David:
I would love to. It’s a lot of fun. I love doing these interviews.

Carol:
Awesome.

J:
Fantastic.

Carol:
Thank you so much. I learned so much and you’re awesome. Thank you.

J:
Thanks, Dave.

David:
All right. Bye-bye.

Watch the Podcast Here

This Show Sponsored By

ZIpRecruiterZipRecruiter is an online marketplace that posts our jobs on over 100 different job boards. ZipRecruiter doesn’t depend on candidates finding us. It finds them for us. 4 out of 5 employers who post on ZipRecruiter get a quality candidate within the first day. It’s the smartest way to hire.

Want to try ZipRecruiter? You can for free at ZipRecruiter.com/bpb

Mid-Roll Sponsors

fundrise review
Fundrise enables you to invest in high-quality, high-potential private market real estate projects. I’m talking anything from high rises in D.C. to multi-families in L.A. — institutional-quality stuff. And each project is carefully vetted and actively managed by Fundrise’s team of real estate pros.

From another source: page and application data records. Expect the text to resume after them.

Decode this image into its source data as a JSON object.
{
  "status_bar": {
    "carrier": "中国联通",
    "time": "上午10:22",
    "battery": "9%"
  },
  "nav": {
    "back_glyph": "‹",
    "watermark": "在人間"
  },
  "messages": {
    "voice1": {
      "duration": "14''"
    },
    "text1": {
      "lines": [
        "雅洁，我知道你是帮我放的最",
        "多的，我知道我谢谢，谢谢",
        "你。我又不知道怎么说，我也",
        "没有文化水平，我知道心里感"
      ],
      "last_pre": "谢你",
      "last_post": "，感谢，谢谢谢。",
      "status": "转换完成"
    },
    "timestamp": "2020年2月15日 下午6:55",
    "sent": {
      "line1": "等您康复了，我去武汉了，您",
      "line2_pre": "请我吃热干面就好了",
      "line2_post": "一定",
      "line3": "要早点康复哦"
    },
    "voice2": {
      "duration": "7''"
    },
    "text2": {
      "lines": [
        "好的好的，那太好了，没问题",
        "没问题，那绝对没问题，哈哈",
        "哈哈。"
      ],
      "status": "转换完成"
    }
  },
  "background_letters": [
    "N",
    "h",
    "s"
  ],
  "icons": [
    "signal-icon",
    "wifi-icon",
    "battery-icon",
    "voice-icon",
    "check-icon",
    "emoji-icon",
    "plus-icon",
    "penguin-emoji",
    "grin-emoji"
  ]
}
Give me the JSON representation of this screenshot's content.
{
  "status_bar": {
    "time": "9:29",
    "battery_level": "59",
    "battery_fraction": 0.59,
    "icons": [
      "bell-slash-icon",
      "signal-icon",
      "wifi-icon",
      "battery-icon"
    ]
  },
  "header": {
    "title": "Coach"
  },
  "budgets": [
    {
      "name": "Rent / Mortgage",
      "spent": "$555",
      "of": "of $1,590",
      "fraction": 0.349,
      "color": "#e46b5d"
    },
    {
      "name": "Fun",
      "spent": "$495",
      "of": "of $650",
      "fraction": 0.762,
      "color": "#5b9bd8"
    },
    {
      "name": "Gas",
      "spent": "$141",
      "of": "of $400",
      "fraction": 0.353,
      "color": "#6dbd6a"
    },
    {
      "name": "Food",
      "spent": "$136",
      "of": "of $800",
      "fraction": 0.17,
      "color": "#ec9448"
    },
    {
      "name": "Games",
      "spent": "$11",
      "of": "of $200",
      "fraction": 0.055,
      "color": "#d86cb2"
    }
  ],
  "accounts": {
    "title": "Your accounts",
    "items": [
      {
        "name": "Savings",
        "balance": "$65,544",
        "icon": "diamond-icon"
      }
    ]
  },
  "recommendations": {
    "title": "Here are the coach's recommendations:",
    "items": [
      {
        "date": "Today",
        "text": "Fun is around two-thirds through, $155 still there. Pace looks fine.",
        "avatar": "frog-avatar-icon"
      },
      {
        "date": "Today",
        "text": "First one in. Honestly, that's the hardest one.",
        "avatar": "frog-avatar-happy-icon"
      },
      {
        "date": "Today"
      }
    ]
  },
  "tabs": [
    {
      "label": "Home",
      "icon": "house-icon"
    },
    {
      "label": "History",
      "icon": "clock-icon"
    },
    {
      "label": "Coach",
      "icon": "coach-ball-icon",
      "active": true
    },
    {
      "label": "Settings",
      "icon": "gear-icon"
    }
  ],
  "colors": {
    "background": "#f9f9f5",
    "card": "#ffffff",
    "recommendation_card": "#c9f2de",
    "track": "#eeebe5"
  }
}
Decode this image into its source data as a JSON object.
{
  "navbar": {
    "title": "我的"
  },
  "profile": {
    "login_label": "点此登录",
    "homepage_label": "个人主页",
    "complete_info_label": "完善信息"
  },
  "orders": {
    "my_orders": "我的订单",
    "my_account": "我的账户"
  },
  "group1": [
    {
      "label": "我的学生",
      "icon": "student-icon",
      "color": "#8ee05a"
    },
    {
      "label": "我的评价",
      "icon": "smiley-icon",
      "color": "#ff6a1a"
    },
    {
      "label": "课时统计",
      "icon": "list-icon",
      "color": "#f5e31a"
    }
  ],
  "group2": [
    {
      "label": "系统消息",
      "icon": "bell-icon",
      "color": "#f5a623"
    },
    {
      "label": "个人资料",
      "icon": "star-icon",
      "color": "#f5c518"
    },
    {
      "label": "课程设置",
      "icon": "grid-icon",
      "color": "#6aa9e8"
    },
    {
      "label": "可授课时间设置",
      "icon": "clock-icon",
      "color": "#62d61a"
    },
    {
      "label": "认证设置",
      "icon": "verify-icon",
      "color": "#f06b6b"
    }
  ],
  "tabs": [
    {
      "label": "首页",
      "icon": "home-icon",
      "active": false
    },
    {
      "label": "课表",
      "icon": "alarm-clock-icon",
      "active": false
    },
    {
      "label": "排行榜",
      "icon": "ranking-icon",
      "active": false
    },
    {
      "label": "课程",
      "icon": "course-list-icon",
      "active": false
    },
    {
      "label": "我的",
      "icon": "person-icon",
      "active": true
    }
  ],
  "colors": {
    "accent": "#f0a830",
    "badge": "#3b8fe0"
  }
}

Their high-tech, low-cost online platform lets you track the progress of every single project, and keep more of the money you make. Oh, and by the way, you don’t have to be accredited.

Visit Fundrise.com/bpbusiness to have your first 3 months of fees waived

EmpowerEmpower is an awesome mobile app that makes saving and managing your money the easiest thing you do all day. For starters, Empower has an automated savings feature. It’s called AutoSave. Just set it and forget it. You can also text Empower’s human coaches, who give personalized recommendations and they’re on standby to steer you through whatever financial challenge might come up in your life.

For more info about Empower, visit empower.me/BPB for more details.

In This Episode We Cover:

  • The difference between business broker and real estate broker
  • Why the business marketplace is a secret
  • How business brokers work with buyers to get financing
  • How brokers are often dual agents
  • Some of the online marketplaces for business sales
  • Why businesses sell for a lot less than you think
  • The reasons people sell their businesses
  • How the value of a business depends on cash flow
  • And SO much more!

Links from the Show

Books Mentioned in this Show

Tweetable Topics:

  • “The process of buying a business is actually more collaborative.” (Tweet This!)
  • “Businesses sell for a lot less than you think.” (Tweet This!)
  • “The value of a small business comes from the cash flow.” (Tweet This!)
  • “Tiny changes in the top line can cause huge changes in the bottom line.” (Tweet This!)
  • “Figure out how to make money without necessarily investing a lot of your own.” (Tweet This!)

Connect with David